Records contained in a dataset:
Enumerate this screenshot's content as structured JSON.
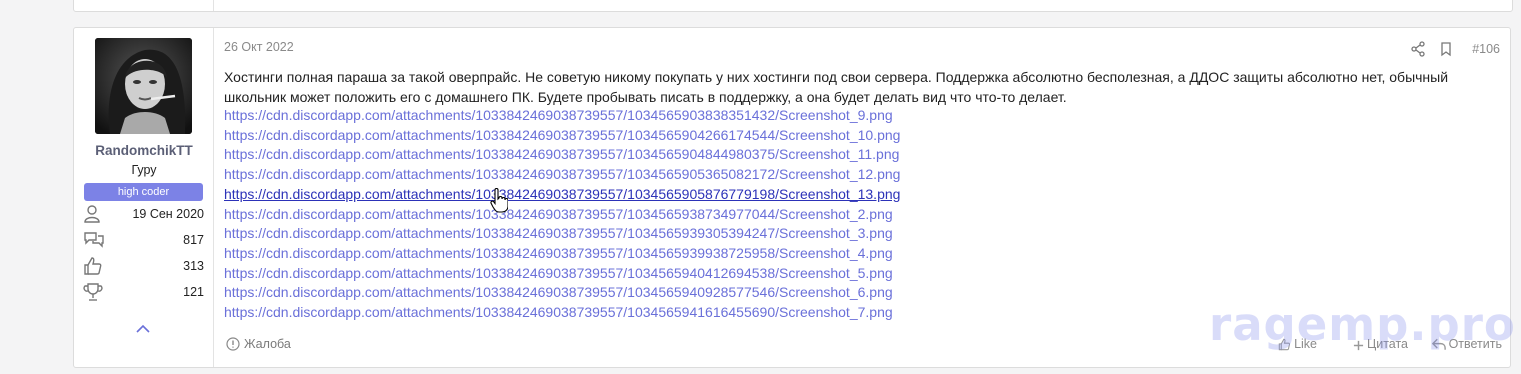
{
  "author": {
    "username": "RandomchikTT",
    "title": "Гуру",
    "badge": "high coder",
    "stats": [
      {
        "icon": "user-icon",
        "value": "19 Сен 2020"
      },
      {
        "icon": "messages-icon",
        "value": "817"
      },
      {
        "icon": "thumbs-up-icon",
        "value": "313"
      },
      {
        "icon": "trophy-icon",
        "value": "121"
      }
    ]
  },
  "post": {
    "date": "26 Окт 2022",
    "number": "#106",
    "text": "Хостинги полная параша за такой оверпрайс. Не советую никому покупать у них хостинги под свои сервера. Поддержка абсолютно бесполезная, а ДДОС защиты абсолютно нет, обычный школьник может положить его с домашнего ПК. Будете пробывать писать в поддержку, а она будет делать вид что что-то делает.",
    "links": [
      "https://cdn.discordapp.com/attachments/1033842469038739557/1034565903838351432/Screenshot_9.png",
      "https://cdn.discordapp.com/attachments/1033842469038739557/1034565904266174544/Screenshot_10.png",
      "https://cdn.discordapp.com/attachments/1033842469038739557/1034565904844980375/Screenshot_11.png",
      "https://cdn.discordapp.com/attachments/1033842469038739557/1034565905365082172/Screenshot_12.png",
      "https://cdn.discordapp.com/attachments/1033842469038739557/1034565905876779198/Screenshot_13.png",
      "https://cdn.discordapp.com/attachments/1033842469038739557/1034565938734977044/Screenshot_2.png",
      "https://cdn.discordapp.com/attachments/1033842469038739557/1034565939305394247/Screenshot_3.png",
      "https://cdn.discordapp.com/attachments/1033842469038739557/1034565939938725958/Screenshot_4.png",
      "https://cdn.discordapp.com/attachments/1033842469038739557/1034565940412694538/Screenshot_5.png",
      "https://cdn.discordapp.com/attachments/1033842469038739557/1034565940928577546/Screenshot_6.png",
      "https://cdn.discordapp.com/attachments/1033842469038739557/1034565941616455690/Screenshot_7.png"
    ],
    "hovered_link_index": 4
  },
  "footer": {
    "report_label": "Жалоба",
    "like_label": "Like",
    "quote_label": "Цитата",
    "reply_label": "Ответить"
  },
  "watermark": "ragemp.pro",
  "colors": {
    "link": "#6a70d9",
    "link_hover": "#2c32b8",
    "badge": "#7c82e6",
    "username": "#5b5f76"
  }
}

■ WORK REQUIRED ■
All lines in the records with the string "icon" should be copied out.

■ WRITTEN ANSWER ■
        "icon": "user-icon",
        "icon": "messages-icon",
        "icon": "thumbs-up-icon",
        "icon": "trophy-icon",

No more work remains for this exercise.